The Real Deal Miami

Feds crack down on lender-broker marketing deals

Regulators are looking hard at marketing service agreements for anti-kickback violations
September 13, 2015 11:00AM

Regulators are looking for Respa violations.

Respa compliance is a federal priority.

Federal regulators are scrutinizing marketing service agreements between real estate brokerage firms and mortgage lenders for violations of anti-kickback laws.

Wells Fargo and Prospect Mortgage separately announced in July that they were ending the use of marketing service agreements with brokerage firms, construction companies and other sources of loan referrals. Both lenders cited doubt about the regulatory compliance issues related to such agreements.

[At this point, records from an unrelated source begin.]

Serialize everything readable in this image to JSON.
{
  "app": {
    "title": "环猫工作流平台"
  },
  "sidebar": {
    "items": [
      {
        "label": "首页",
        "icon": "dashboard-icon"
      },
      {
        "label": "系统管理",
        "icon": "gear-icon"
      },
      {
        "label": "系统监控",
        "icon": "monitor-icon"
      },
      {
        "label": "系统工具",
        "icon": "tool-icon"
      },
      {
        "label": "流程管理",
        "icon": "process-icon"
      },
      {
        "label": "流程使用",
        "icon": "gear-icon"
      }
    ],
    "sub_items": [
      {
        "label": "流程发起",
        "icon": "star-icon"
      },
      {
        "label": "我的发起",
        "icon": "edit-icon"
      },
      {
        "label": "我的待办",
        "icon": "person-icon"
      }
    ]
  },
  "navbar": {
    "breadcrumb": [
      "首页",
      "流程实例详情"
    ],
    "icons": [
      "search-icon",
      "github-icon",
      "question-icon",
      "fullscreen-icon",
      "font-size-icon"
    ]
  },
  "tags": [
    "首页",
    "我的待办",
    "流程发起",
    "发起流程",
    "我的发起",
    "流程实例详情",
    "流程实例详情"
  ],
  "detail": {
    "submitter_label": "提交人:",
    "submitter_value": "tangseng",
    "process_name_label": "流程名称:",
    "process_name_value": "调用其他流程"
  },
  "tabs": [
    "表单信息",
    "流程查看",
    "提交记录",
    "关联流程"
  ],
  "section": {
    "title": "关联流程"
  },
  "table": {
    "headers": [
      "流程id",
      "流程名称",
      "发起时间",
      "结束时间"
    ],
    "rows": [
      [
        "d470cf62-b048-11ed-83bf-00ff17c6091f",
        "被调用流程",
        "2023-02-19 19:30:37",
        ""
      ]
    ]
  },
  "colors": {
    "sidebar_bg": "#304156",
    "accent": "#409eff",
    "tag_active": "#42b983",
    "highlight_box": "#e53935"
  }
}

Wells Fargo and Prospect Mortgage in July backed away from marketing service agreements after the Consumer Financial Protection Bureau accused several major lenders of violating the anti-kickback provisions of the Real Estate Settlement Procedures Act, also known as Respa.

In June, the Consumer Financial Protection Bureau, or CFPB, ordered PHH Corporation, a leading mortgage lender, to pay a $109 million penalty for Respa anti-kickback violations.

Chris Polychron, president of the National Association of Realtors, has asked the CFPB to make clear “that there are acceptable ways” to enter into marketing service agreements.

But “there was always too much of a quid pro quo” with marketing service agreements, John Councilman, president of NAMB, the Association of Mortgage Professionals, told the New York Times.

Councilman said the majority of mortgage brokers will welcome the end of marketing service agreements because they favor larger mortgage brokers. [New York Times] — Mike Seemuth